Insects, especially harmful insects, are a matter of course on every farm or garden. Some bugs are useful as they chase the bad bugs and deliver valuable pollination for plants. On the other hand, other pests pose a threat. Pests can damage the appearance of fruits and vegetables and make these products difficult or impossible to sell. Worse, some pest damage can kill a crop instantly.
Traditional farmers spray toxic pesticides in order to get rid of harmful pests. Organic farmers, however, use alternative strategies to reduce and control pests without the use of synthetic inputs. They are aware of the harmful effects of using toxic pesticides. Learning the science behind organic farming has been the goal of Ant & Garden pest control companies. This way, they can be able to come up with organic but effective means to control pest infestation.
The scientific strategies for pest control

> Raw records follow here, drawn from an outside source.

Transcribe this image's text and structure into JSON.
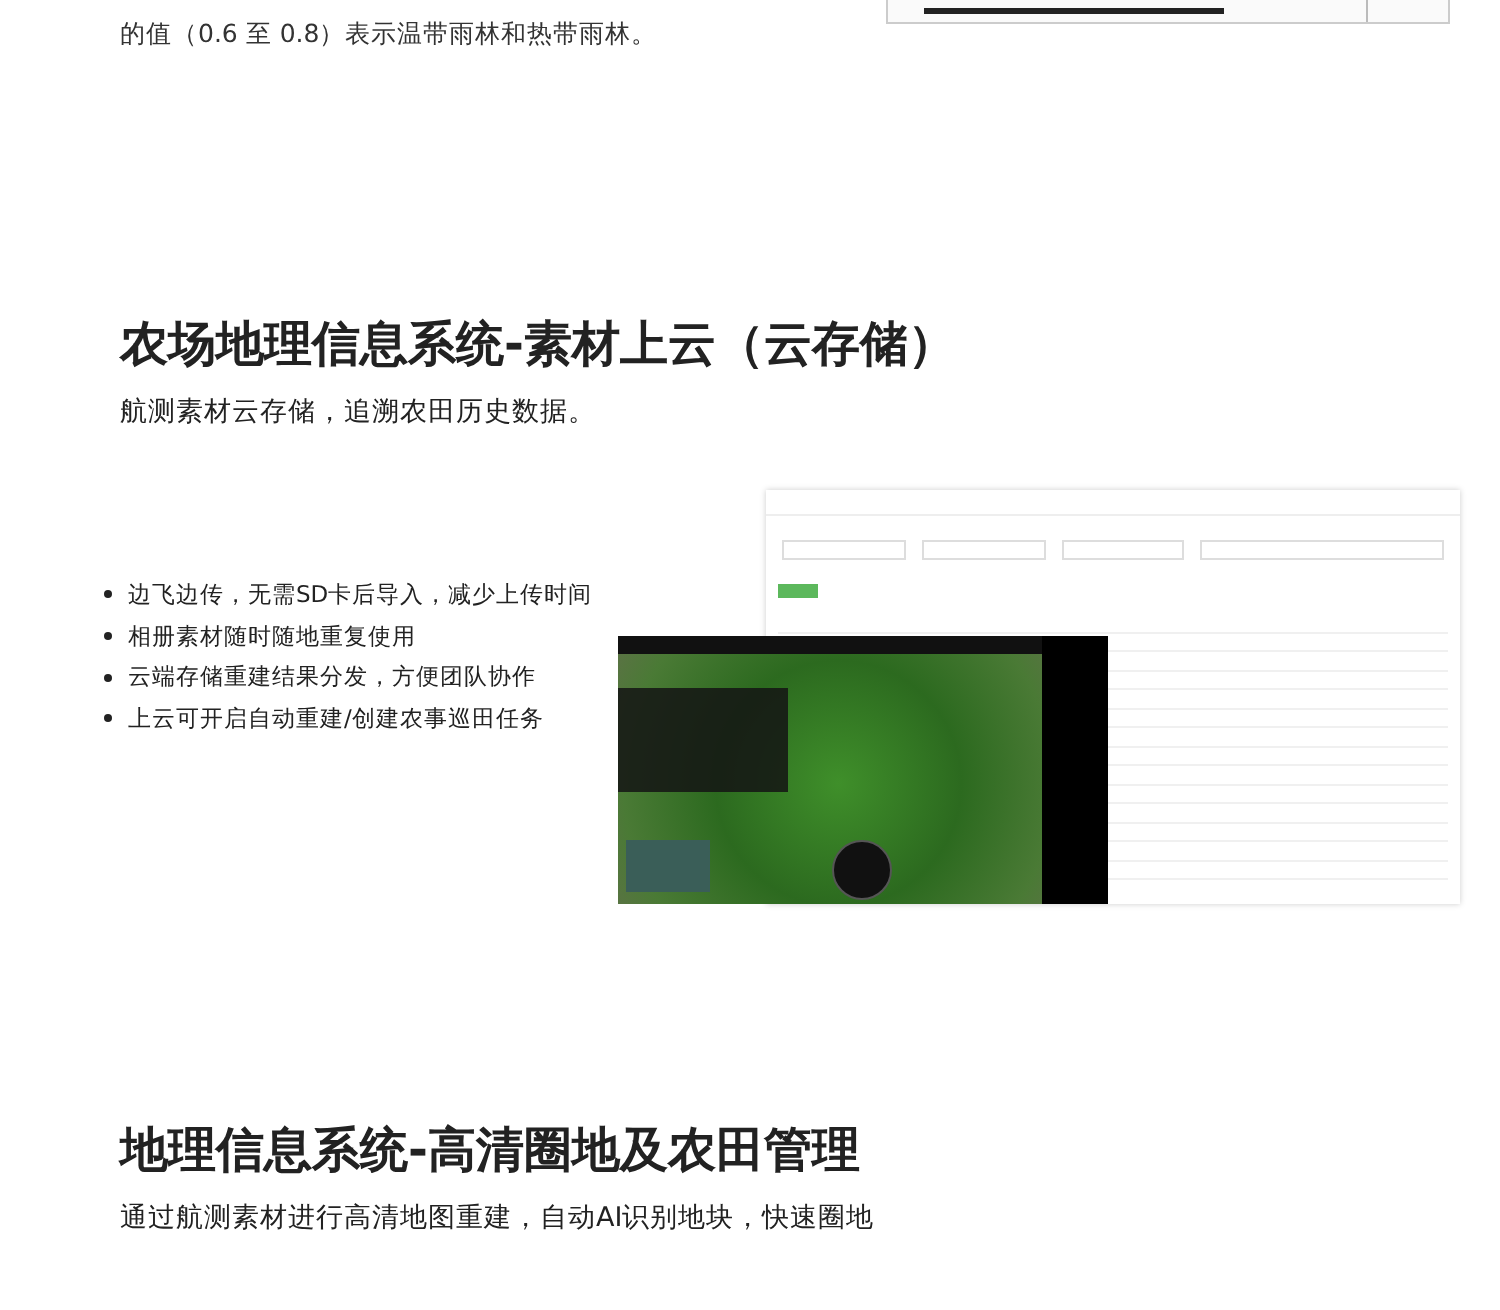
{
  "intro": {
    "text": "的值（0.6 至 0.8）表示温带雨林和热带雨林。"
  },
  "sections": [
    {
      "title": "农场地理信息系统-素材上云（云存储）",
      "subtitle": "航测素材云存储，追溯农田历史数据。",
      "bullets": [
        "边飞边传，无需SD卡后导入，减少上传时间",
        "相册素材随时随地重复使用",
        "云端存储重建结果分发，方便团队协作",
        "上云可开启自动重建/创建农事巡田任务"
      ]
    },
    {
      "title": "地理信息系统-高清圈地及农田管理",
      "subtitle": "通过航测素材进行高清地图重建，自动AI识别地块，快速圈地"
    }
  ]
}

The first line of defense is prevention. Healthy soil produces strong plants which are resistant to pest infestation. Farmers can stimulate populations of beneficial insects and natural predators like ladybugs. Other approaches include crop rotation and choice of pest-resistant plant varieties.
When insects become a serious problem, organic farmers can use pheromones to interrupt pest mating cycles. They can also use mechanical controls such as trapping. If all other means are exhausted and a farmer is faced with a potentially significant loss, targeted sprays of pesticides that are organic approved can be used. Widespread sprays of non-specific insect killers are always the last resort.

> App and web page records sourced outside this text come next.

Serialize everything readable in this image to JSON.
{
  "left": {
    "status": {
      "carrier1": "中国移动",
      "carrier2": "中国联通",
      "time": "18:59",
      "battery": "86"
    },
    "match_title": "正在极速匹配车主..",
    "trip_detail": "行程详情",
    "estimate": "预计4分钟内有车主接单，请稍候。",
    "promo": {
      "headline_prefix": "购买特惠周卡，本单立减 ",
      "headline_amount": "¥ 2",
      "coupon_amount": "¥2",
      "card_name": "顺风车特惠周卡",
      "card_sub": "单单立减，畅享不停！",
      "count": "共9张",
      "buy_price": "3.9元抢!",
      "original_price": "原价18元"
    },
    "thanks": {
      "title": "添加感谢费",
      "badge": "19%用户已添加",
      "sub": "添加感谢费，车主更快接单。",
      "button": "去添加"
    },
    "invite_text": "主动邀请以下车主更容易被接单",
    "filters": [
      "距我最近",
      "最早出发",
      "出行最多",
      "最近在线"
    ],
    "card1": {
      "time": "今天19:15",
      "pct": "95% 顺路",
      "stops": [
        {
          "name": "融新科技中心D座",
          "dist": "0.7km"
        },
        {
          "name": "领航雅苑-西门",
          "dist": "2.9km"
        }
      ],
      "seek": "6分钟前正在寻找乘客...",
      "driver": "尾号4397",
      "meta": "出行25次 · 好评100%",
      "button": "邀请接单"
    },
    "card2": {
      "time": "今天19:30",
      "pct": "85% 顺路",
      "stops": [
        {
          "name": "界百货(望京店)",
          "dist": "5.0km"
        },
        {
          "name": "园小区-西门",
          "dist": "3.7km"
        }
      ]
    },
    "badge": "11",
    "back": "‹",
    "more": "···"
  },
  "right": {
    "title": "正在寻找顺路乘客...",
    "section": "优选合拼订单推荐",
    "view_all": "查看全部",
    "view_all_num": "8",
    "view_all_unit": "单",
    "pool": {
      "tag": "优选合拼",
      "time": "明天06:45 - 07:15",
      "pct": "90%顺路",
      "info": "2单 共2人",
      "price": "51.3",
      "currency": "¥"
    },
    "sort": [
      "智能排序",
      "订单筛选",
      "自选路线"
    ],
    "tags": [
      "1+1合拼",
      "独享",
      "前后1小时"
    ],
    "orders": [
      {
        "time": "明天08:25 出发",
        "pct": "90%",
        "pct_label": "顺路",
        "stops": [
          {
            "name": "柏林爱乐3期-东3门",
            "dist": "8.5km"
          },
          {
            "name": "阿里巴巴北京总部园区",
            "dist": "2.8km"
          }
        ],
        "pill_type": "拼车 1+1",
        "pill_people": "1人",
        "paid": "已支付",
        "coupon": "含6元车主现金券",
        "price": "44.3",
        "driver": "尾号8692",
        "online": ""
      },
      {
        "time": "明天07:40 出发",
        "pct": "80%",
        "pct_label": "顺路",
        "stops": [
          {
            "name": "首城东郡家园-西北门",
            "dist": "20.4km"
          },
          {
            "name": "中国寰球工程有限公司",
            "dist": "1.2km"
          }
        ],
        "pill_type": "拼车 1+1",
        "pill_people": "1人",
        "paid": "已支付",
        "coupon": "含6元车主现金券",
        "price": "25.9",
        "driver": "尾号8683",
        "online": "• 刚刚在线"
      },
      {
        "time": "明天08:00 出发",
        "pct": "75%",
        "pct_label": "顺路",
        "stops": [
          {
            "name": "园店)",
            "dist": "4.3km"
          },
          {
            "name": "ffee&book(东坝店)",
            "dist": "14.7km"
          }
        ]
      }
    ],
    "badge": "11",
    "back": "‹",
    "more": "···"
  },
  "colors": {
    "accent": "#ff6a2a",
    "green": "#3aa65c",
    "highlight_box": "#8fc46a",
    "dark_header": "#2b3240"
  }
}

Scientific view: The effects of chemical pest control
Chemical pesticides pollute our air and water. In addition, they kill good bugs and insects, and they destroy biodiversity in ways that affect ecosystems across the farm. Organic pest management is a holistic approach. This has to be acknowledged by every farmer across the globe. Organic farmers implement a lot of strategies, including those that have been described above. This way, they help to reduce the use and impact of chemical pesticides and promote an agricultural system that works in harmony with nature. The result is lower costs, stronger plants, healthier wildlife, and a cleaner environment for everyone.